Deep writing is a courageous act.
When we read a book that articulates something we hardly dare to admit to ourselves, let alone to another person, we make a connection; we are given a reprieve from our shame and our solitude. This is a precious gift.
In order to write work that moves readers, we must be courageous on the paper, writing the things we fear to say. We can use fiction and metaphor to protect ourselves partially, but unless we find a way to write those feared depths of our lived experiences, our work will remain shallow and will not touch the depths of our readers.
We must write fearward, into the heart of what troubles us.
Sharon Overend, a writer I met through the Writer’s Community of Durham Region, wrote about struggling with this as she works on her novel:
Anne, I thought, I’m afraid of Anne. After all, she’s living every parent’s worst nightmare—her kid is sick and the family aren’t handling it well.
We aren’t meshing because as her world falls apart, so must I, but I’m not, I’m not letting myself fall apart (figuratively of course).
…Anne scares the bejesus out of me, but I owe it to my readers (and to myself) to push my fears aside and write Anne’s true story.
At the end of her post, Sharon shares an exercise that helped her get closer to her character’s feeling.Copy a strong line from your existing prose onto a clean piece of paper. With that sentence as your guiding light, start writing everything you see, hear, smell, FEEL around that sentence. Keep your hand moving for fifteen minutes.
It is a good exercise, and I used it this week to help me get closer to some truths I need to write as part of my contribution to An Intense Life.
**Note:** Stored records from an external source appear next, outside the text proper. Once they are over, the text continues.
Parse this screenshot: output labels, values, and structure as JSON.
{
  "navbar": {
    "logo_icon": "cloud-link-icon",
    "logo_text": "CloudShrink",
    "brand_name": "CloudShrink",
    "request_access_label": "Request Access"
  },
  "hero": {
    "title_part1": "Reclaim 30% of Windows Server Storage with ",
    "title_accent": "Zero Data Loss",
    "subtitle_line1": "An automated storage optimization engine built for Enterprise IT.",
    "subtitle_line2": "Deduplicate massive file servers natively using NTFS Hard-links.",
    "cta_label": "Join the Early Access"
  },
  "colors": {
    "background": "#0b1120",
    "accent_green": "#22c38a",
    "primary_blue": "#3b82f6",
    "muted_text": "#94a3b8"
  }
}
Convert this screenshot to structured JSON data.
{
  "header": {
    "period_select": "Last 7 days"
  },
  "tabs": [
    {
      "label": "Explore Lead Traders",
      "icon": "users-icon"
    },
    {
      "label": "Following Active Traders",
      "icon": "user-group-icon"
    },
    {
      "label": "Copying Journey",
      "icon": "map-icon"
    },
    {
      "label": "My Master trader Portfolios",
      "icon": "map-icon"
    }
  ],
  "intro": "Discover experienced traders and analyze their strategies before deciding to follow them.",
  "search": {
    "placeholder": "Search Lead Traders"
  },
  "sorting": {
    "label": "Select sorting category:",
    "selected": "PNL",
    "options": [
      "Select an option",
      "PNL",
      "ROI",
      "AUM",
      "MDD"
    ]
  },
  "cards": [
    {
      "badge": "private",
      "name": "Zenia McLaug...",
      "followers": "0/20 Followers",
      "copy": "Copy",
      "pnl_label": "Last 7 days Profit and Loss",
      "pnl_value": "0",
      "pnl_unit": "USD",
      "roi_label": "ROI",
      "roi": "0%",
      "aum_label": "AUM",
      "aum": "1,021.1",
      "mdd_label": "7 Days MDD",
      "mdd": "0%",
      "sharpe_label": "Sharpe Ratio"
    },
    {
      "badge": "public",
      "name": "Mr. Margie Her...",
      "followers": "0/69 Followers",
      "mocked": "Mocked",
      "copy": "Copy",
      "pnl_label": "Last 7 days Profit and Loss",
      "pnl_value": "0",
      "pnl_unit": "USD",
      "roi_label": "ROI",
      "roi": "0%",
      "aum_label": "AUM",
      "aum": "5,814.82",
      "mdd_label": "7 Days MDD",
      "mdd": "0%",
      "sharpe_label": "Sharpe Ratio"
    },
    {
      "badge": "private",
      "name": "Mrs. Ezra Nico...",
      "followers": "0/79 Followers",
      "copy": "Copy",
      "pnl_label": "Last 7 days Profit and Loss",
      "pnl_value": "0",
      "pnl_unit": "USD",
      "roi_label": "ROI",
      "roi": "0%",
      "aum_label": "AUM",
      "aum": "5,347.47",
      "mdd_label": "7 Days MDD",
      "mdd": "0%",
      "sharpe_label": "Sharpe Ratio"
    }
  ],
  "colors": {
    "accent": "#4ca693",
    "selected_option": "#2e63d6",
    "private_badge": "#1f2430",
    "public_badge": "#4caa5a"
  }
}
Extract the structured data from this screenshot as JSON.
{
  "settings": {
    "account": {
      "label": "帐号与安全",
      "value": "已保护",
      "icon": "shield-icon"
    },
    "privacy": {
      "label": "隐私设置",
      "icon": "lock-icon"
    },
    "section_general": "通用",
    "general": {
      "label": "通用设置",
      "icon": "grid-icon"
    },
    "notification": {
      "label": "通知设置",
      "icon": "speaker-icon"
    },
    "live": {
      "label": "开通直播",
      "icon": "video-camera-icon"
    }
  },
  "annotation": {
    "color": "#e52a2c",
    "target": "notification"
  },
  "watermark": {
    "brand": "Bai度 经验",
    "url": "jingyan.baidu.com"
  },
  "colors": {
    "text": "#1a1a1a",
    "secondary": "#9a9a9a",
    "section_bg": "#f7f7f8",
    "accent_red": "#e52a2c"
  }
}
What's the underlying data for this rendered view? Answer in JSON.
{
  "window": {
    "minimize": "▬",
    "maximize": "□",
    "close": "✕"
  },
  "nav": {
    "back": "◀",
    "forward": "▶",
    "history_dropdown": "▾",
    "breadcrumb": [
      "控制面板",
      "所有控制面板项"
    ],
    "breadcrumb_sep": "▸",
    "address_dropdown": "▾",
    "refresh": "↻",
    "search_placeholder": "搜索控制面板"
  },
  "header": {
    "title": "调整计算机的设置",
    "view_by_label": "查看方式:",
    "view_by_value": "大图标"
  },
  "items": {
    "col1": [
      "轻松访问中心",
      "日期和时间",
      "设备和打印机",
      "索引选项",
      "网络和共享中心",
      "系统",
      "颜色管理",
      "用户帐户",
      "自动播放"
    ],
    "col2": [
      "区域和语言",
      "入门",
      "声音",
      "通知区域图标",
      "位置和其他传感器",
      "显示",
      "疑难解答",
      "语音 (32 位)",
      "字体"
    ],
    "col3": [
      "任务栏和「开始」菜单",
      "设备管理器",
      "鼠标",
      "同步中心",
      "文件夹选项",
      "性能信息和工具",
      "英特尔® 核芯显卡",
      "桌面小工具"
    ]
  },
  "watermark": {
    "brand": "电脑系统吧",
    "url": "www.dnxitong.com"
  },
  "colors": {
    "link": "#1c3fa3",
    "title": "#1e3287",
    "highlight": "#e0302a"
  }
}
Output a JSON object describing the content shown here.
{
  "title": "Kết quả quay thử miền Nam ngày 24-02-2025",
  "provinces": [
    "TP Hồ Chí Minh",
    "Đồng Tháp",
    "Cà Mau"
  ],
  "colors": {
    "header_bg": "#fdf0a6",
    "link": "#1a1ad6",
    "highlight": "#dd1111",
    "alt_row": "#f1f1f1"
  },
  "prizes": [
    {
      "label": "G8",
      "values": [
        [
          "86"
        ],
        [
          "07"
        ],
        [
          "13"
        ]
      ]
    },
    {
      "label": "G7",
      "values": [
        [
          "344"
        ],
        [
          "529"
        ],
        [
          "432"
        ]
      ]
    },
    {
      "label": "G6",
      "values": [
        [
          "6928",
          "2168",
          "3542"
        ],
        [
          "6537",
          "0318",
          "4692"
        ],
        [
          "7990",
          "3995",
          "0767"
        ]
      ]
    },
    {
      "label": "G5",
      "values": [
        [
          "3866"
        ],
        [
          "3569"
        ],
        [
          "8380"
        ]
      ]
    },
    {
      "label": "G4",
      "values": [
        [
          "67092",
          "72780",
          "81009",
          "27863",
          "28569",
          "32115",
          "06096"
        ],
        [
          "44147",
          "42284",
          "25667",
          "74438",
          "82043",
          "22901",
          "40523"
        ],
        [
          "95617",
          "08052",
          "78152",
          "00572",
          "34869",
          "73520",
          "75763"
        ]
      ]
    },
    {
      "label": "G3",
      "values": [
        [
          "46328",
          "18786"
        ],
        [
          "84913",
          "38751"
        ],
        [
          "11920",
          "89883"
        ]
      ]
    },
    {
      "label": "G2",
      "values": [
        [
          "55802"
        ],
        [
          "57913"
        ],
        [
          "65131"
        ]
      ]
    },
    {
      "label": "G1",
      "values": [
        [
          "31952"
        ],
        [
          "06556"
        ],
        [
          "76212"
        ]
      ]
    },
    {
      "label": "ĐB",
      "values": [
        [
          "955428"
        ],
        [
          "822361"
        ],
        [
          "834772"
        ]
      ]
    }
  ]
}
Christine Fonseca has asked each of the contributors to the blog to write a letter to our teenage self about growing up gifted. I have been struggling with this letter because writing it honestly is forcing me to face the worst experiences of my life and the short-comings of well-intentioned people who love me deeply.
These issues from my teen years are the reason that I started writing my current novel. My fear of facing them is the cause of the biggest weaknesses in the novel. It is time for me to write into the hard places of my life and bleed all over the page. And I am scared.
Do you have tips, tricks, exercises, etc. that you use to help you work through your fears. Please leave them in the comments. I need all the help I can get.